The League said...

I hear you, Otaku Comics. I vigorously defended "The Phantom Menace" through 5 theatrical screenings. Then, I rented the movie and in the middle of the Pod race I turned to Jamie and said "Oh my God, everybody is right. This is terrible." I turned it off, wrote a few apologetic emails, and I've never been willing to sit through the movie again.

Simon MacDonald said...

What's this "Phantom Menace" movie you speak of? Is it another Noir thriller?

The League said...

Your self-induced amnesia seems the best way of dealing with the issue.

Simon MacDonald said...

Amnesia? Missa don't know what yousa talk about.

J.S. said...

Thsi movie looks sort of interesting. The trailer makes it look like there are a lot more apes in North America than the average joe might expect.

The League said...

You're wondering how this could have happened? 3 words: Ape Volume Discount.

Anonymous said...

I just can't give James Franco money no matter how much I crush Freida Pinto


horus kemwer said...

a) 5 theatrical screenings, wha?!?!?

b) I'm sorry, I'm a James Franco Fan

c) More to the point: here's what troubles me about the planet of the apes: I never read the original novel, but at least in the original movie, the ape imagery plays a particular role in terms of undermining our faith in the definition of humanity and reorganizing our priorities about ethical judgments (and remember: humans dumb as animals is a crucial component).

The reuse of the planet of the apes motif (perhaps even in the original sequels, but certainly in the remakes, this one included from the looks of it) is not true to the original intent of the metaphor. Or, more precisely, the choice of imagery is not determined by the message (no matter how silly), but simply by the fact that "planet of the apes" is a known quantity.

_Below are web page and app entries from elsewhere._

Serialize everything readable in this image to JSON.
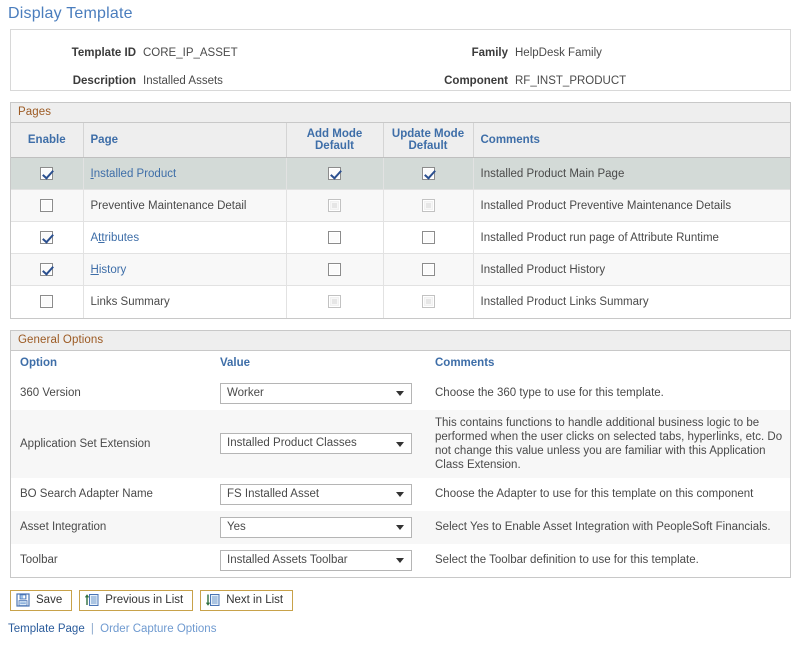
{
  "page": {
    "title": "Display Template"
  },
  "header": {
    "fields": [
      {
        "label": "Template ID",
        "value": "CORE_IP_ASSET"
      },
      {
        "label": "Family",
        "value": "HelpDesk Family"
      },
      {
        "label": "Description",
        "value": "Installed Assets"
      },
      {
        "label": "Component",
        "value": "RF_INST_PRODUCT"
      }
    ]
  },
  "pages_section": {
    "title": "Pages",
    "columns": {
      "enable": "Enable",
      "page": "Page",
      "add_mode": "Add Mode Default",
      "add_mode_l1": "Add Mode",
      "add_mode_l2": "Default",
      "update_mode": "Update Mode Default",
      "update_mode_l1": "Update Mode",
      "update_mode_l2": "Default",
      "comments": "Comments"
    },
    "rows": [
      {
        "page": "Installed Product",
        "page_accesskey": "I",
        "page_is_link": true,
        "enable_checked": true,
        "enable_enabled": true,
        "add_mode_checked": true,
        "add_mode_enabled": true,
        "update_mode_checked": true,
        "update_mode_enabled": true,
        "comments": "Installed Product Main Page",
        "selected": true
      },
      {
        "page": "Preventive Maintenance Detail",
        "page_accesskey": "",
        "page_is_link": false,
        "enable_checked": false,
        "enable_enabled": true,
        "add_mode_checked": false,
        "add_mode_enabled": false,
        "update_mode_checked": false,
        "update_mode_enabled": false,
        "comments": "Installed Product Preventive Maintenance Details",
        "selected": false
      },
      {
        "page": "Attributes",
        "page_accesskey": "tt",
        "page_is_link": true,
        "enable_checked": true,
        "enable_enabled": true,
        "add_mode_checked": false,
        "add_mode_enabled": true,
        "update_mode_checked": false,
        "update_mode_enabled": true,
        "comments": "Installed Product run page of Attribute Runtime",
        "selected": false
      },
      {
        "page": "History",
        "page_accesskey": "H",
        "page_is_link": true,
        "enable_checked": true,
        "enable_enabled": true,
        "add_mode_checked": false,
        "add_mode_enabled": true,
        "update_mode_checked": false,
        "update_mode_enabled": true,
        "comments": "Installed Product History",
        "selected": false
      },
      {
        "page": "Links Summary",
        "page_accesskey": "",
        "page_is_link": false,
        "enable_checked": false,
        "enable_enabled": true,
        "add_mode_checked": false,
        "add_mode_enabled": false,
        "update_mode_checked": false,
        "update_mode_enabled": false,
        "comments": "Installed Product Links Summary",
        "selected": false
      }
    ]
  },
  "general_options": {
    "title": "General Options",
    "columns": {
      "option": "Option",
      "value": "Value",
      "comments": "Comments"
    },
    "rows": [
      {
        "option": "360 Version",
        "value": "Worker",
        "comments": "Choose the 360 type to use for this template."
      },
      {
        "option": "Application Set Extension",
        "value": "Installed Product Classes",
        "comments": "This contains functions to handle additional business logic to be performed when the user clicks on selected tabs, hyperlinks, etc. Do not change this value unless you are familiar with this Application Class Extension."
      },
      {
        "option": "BO Search Adapter Name",
        "value": "FS Installed Asset",
        "comments": "Choose the Adapter to use for this template on this component"
      },
      {
        "option": "Asset Integration",
        "value": "Yes",
        "comments": "Select Yes to Enable Asset Integration with PeopleSoft Financials."
      },
      {
        "option": "Toolbar",
        "value": "Installed Assets Toolbar",
        "comments": "Select the Toolbar definition to use for this template."
      }
    ]
  },
  "toolbar": {
    "buttons": [
      {
        "label": "Save",
        "icon": "save-floppy-icon"
      },
      {
        "label": "Previous in List",
        "icon": "previous-in-list-icon"
      },
      {
        "label": "Next in List",
        "icon": "next-in-list-icon"
      }
    ]
  },
  "footer": {
    "links": [
      {
        "label": "Template Page",
        "style": "strong"
      },
      {
        "label": "Order Capture Options",
        "style": "soft"
      }
    ],
    "separator": "|"
  },
  "colors": {
    "title_blue": "#4a7dbd",
    "section_header_text": "#9c5a23",
    "column_header_text": "#3e6ea8",
    "link_blue": "#3e6ea8",
    "selected_row": "#d3dad7",
    "button_border": "#c8a24a"
  }
}
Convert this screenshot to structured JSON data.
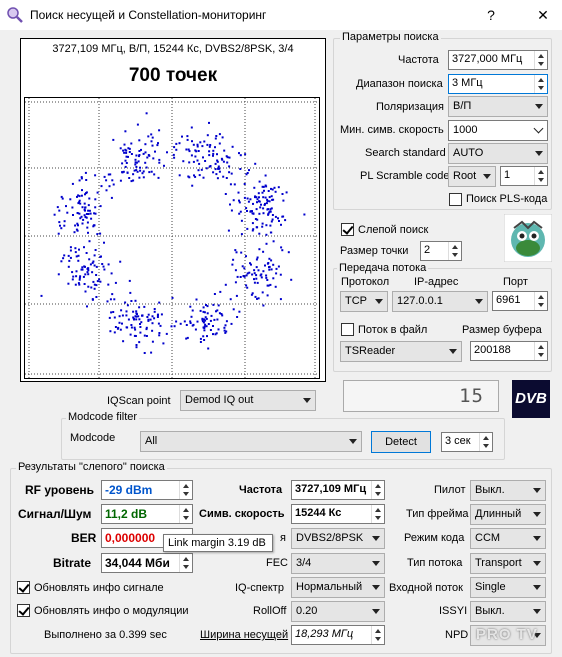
{
  "window": {
    "title": "Поиск несущей и Constellation-мониторинг",
    "help": "?",
    "close": "✕"
  },
  "constellation": {
    "info_line": "3727,109 МГц, В/П, 15244 Кс, DVBS2/8PSK, 3/4",
    "points_title": "700 точек",
    "dot_color": "#0000cc"
  },
  "search_params": {
    "group_title": "Параметры поиска",
    "frequency_label": "Частота",
    "frequency_value": "3727,000 МГц",
    "range_label": "Диапазон поиска",
    "range_value": "3 МГц",
    "polarization_label": "Поляризация",
    "polarization_value": "В/П",
    "min_sr_label": "Мин. симв. скорость",
    "min_sr_value": "1000",
    "standard_label": "Search standard",
    "standard_value": "AUTO",
    "pls_label": "PL Scramble code",
    "pls_mode": "Root",
    "pls_value": "1",
    "pls_search_label": "Поиск PLS-кода"
  },
  "blind": {
    "blind_search_label": "Слепой поиск",
    "point_size_label": "Размер точки",
    "point_size_value": "2"
  },
  "stream": {
    "group_title": "Передача потока",
    "protocol_label": "Протокол",
    "ip_label": "IP-адрес",
    "port_label": "Порт",
    "protocol_value": "TCP",
    "ip_value": "127.0.0.1",
    "port_value": "6961",
    "to_file_label": "Поток в файл",
    "buffer_label": "Размер буфера",
    "app_value": "TSReader",
    "buffer_value": "200188"
  },
  "iq": {
    "label": "IQScan point",
    "value": "Demod IQ out",
    "lcd_value": "15",
    "dvb_logo": "DVB"
  },
  "modcode": {
    "group_title": "Modcode filter",
    "label": "Modcode",
    "value": "All",
    "detect_label": "Detect",
    "time_value": "3 сек"
  },
  "results": {
    "group_title": "Результаты \"слепого\" поиска",
    "rf_label": "RF уровень",
    "rf_value": "-29 dBm",
    "snr_label": "Сигнал/Шум",
    "snr_value": "11,2 dB",
    "ber_label": "BER",
    "ber_value": "0,000000",
    "bitrate_label": "Bitrate",
    "bitrate_value": "34,044 Мби",
    "tooltip": "Link margin 3.19 dB",
    "freq_label": "Частота",
    "freq_value": "3727,109 МГц",
    "sr_label": "Симв. скорость",
    "sr_value": "15244 Кс",
    "mod_label": "я",
    "mod_value": "DVBS2/8PSK",
    "fec_label": "FEC",
    "fec_value": "3/4",
    "iq_label": "IQ-спектр",
    "iq_value": "Нормальный",
    "rolloff_label": "RollOff",
    "rolloff_value": "0.20",
    "bw_label": "Ширина несущей",
    "bw_value": "18,293 МГц",
    "pilot_label": "Пилот",
    "pilot_value": "Выкл.",
    "frame_label": "Тип фрейма",
    "frame_value": "Длинный",
    "code_label": "Режим кода",
    "code_value": "CCM",
    "stream_type_label": "Тип потока",
    "stream_type_value": "Transport",
    "input_label": "Входной поток",
    "input_value": "Single",
    "issyi_label": "ISSYI",
    "issyi_value": "Выкл.",
    "npd_label": "NPD",
    "update_signal_label": "Обновлять инфо сигнале",
    "update_mod_label": "Обновлять инфо о модуляции",
    "done_label": "Выполнено за 0.399 sec",
    "watermark": "PRO TV"
  }
}
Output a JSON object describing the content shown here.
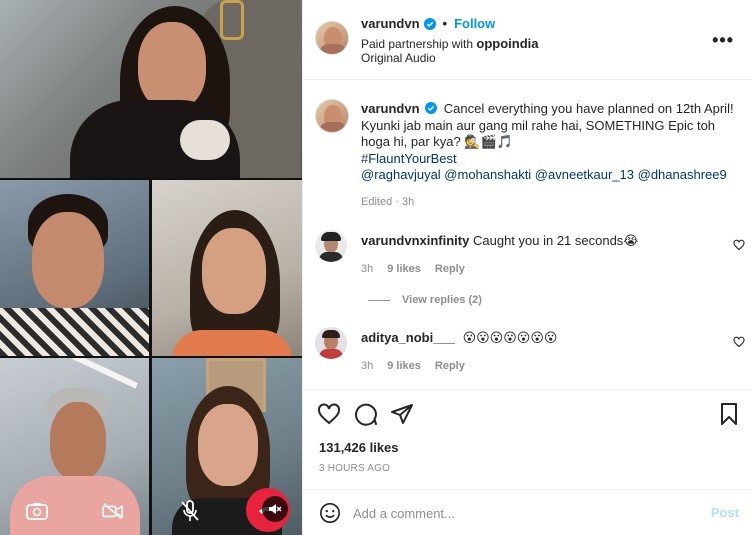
{
  "post": {
    "author": "varundvn",
    "follow_label": "Follow",
    "partnership_prefix": "Paid partnership with",
    "partner": "oppoindia",
    "audio": "Original Audio",
    "more": "•••"
  },
  "caption": {
    "author": "varundvn",
    "line1": "Cancel everything you have planned on 12th April! Kyunki jab main aur gang mil rahe hai, SOMETHING Epic toh hoga hi, par kya? 🕵️🎬🎵",
    "hashtag": "#FlauntYourBest",
    "mentions": "@raghavjuyal @mohanshakti @avneetkaur_13 @dhanashree9",
    "edited": "Edited · 3h"
  },
  "comments": [
    {
      "user": "varundvnxinfinity",
      "text": "Caught you in 21 seconds😭",
      "time": "3h",
      "likes": "9 likes",
      "reply": "Reply"
    },
    {
      "user": "aditya_nobi___",
      "text": "😮😮😮😮😮😮😮",
      "time": "3h",
      "likes": "9 likes",
      "reply": "Reply"
    }
  ],
  "view_replies": "View replies (2)",
  "likes_count": "131,426 likes",
  "timestamp": "3 HOURS AGO",
  "add_comment": {
    "placeholder": "Add a comment...",
    "post_label": "Post"
  },
  "icons": {
    "verified": "verified-badge-icon",
    "heart": "heart-icon",
    "comment": "comment-icon",
    "share": "share-icon",
    "save": "bookmark-icon",
    "emoji": "emoji-icon",
    "camera_flip": "camera-flip-icon",
    "video_off": "video-off-icon",
    "mic_off": "mic-off-icon",
    "end_call": "end-call-icon",
    "muted": "muted-speaker-icon"
  },
  "colors": {
    "accent": "#0095f6",
    "end_call": "#e8233f",
    "post_disabled": "#b2dffc"
  }
}
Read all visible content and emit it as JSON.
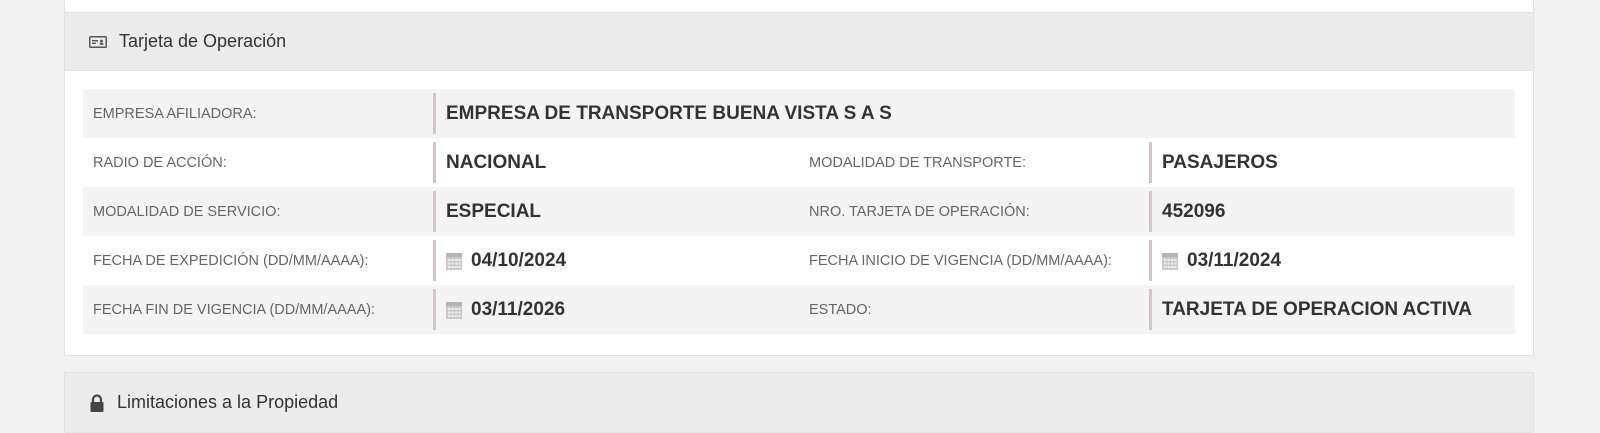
{
  "operation_card": {
    "title": "Tarjeta de Operación",
    "icon": "id-card-icon",
    "rows": [
      {
        "label1": "EMPRESA AFILIADORA:",
        "value1": "EMPRESA DE TRANSPORTE BUENA VISTA S A S"
      },
      {
        "label1": "RADIO DE ACCIÓN:",
        "value1": "NACIONAL",
        "label2": "MODALIDAD DE TRANSPORTE:",
        "value2": "PASAJEROS"
      },
      {
        "label1": "MODALIDAD DE SERVICIO:",
        "value1": "ESPECIAL",
        "label2": "NRO. TARJETA DE OPERACIÓN:",
        "value2": "452096"
      },
      {
        "label1": "FECHA DE EXPEDICIÓN (DD/MM/AAAA):",
        "value1": "04/10/2024",
        "label2": "FECHA INICIO DE VIGENCIA (DD/MM/AAAA):",
        "value2": "03/11/2024"
      },
      {
        "label1": "FECHA FIN DE VIGENCIA (DD/MM/AAAA):",
        "value1": "03/11/2026",
        "label2": "ESTADO:",
        "value2": "TARJETA DE OPERACION ACTIVA"
      }
    ]
  },
  "limitations": {
    "title": "Limitaciones a la Propiedad",
    "icon": "lock-icon"
  },
  "colors": {
    "page_bg": "#f1f1f1",
    "heading_bg": "#ececec",
    "row_shade": "#f4f4f4",
    "value_border": "#d9c3c5"
  }
}
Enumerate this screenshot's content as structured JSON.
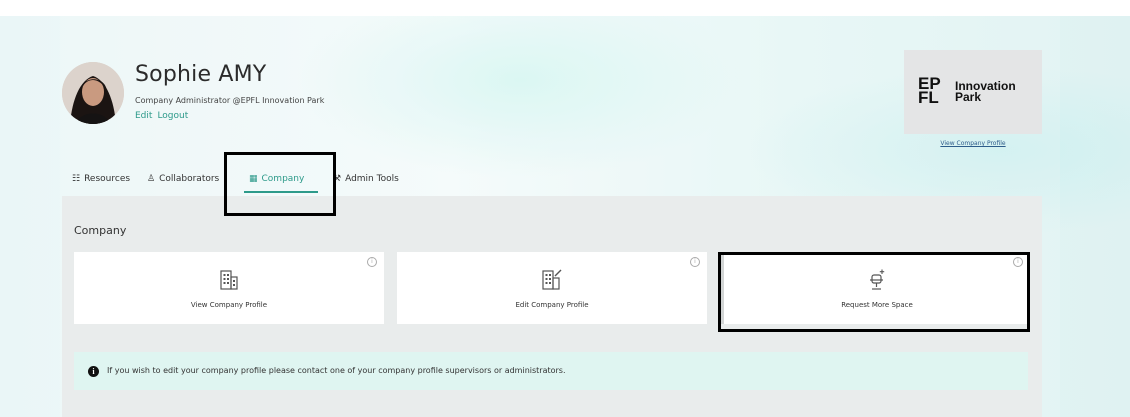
{
  "user": {
    "name": "Sophie AMY",
    "role": "Company Administrator @EPFL Innovation Park",
    "links": [
      "Edit",
      "Logout"
    ]
  },
  "logo": {
    "line1": "EP",
    "line2": "FL",
    "text1": "Innovation",
    "text2": "Park",
    "view_profile_link": "View Company Profile"
  },
  "tabs": [
    {
      "label": "Resources",
      "icon": "grid-icon",
      "active": false
    },
    {
      "label": "Collaborators",
      "icon": "user-icon",
      "active": false
    },
    {
      "label": "Company",
      "icon": "building-icon",
      "active": true
    },
    {
      "label": "Admin Tools",
      "icon": "tools-icon",
      "active": false
    }
  ],
  "section": {
    "title": "Company"
  },
  "cards": [
    {
      "label": "View Company Profile",
      "icon": "building-icon"
    },
    {
      "label": "Edit Company Profile",
      "icon": "building-edit-icon"
    },
    {
      "label": "Request More Space",
      "icon": "chair-add-icon"
    }
  ],
  "notice": {
    "text": "If you wish to edit your company profile please contact one of your company profile supervisors or administrators."
  },
  "colors": {
    "accent": "#2d9a8a",
    "panel": "#e9ecec",
    "notice_bg": "#dff5f1"
  }
}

This is so boring and annoying a lack of vision on the part of Hollywood, it makes me painfully sick. If this movie is saying the same thing about the human condition as the first movie: how is it doing it better / different? (Much as I do love James Franco, he's no Charlton Heston!) If it is saying something different: why the exact same imagery of intelligent apes? If (somehow, coincidentally) the imagery / metaphor of intelligent apes serves a different, but equally vibrant, purpose in this movie, then why the title / lack of motivation other than imagined prequel / in fact, why even tie in to the pre-existing franchise at all?

[expletive] Hollywood!

The League said...

Firstly, Horus, the day I think going to see a movie about a rampaging horde of apes in the wilds of the suburbs isn't a good idea is the day I quit bothering with any kind of movie.

Secondly: Denial isn't just a river in Egypt. I was mentally trying to prove to myself that "Phantom Menace" was awesome. Truthfully, I still really like most of the design elements, but, yeah, obviously, its terrible.

Thirdly: Even Heston knew that the idea of "Beneath" and a sequel to "Planet" was not a particularly useful idea. And, in fact, I consider it the weakest of the entire series. But I do think that the movie "Escape" is more or less "Planet" for dummies (provided you've grown sympathy for Cornelius and Zira in the first two films), and "Conquest" is an interesting mix of cautionary tale of man failing to dominate nature while also clearly having some feeling about man's own arrogance and inhumanity (to other men?) being his downfall.

I hesitate to judge movies these days based on a first trailer, and I'd hate to say "this is what 'Rise of' will be about" in the tradition of the cautionary tales of the POTA series, but I suspect "stop genetically engineering apples"/ Hey, don't mess with mother-nature will be coded in there somewhere.

I'd want to hear more exactly what you think the movie was trying to say in regards to undermining our faith in definitions of humanity, but I think you're correct in terms of the 1968 film and the original novel (the scene of the academic conference in the original book is particularly interesting). But I always found the depiction of science tangled with faith via Dr. Zaius to be the strongest point of the film.

Most interesting was what it had to say about Cheston not really caring if his ladyfriend was going to be able to carry on a decent conversation as long as she looked like an extra from a Raquel Welch cavegirl movie.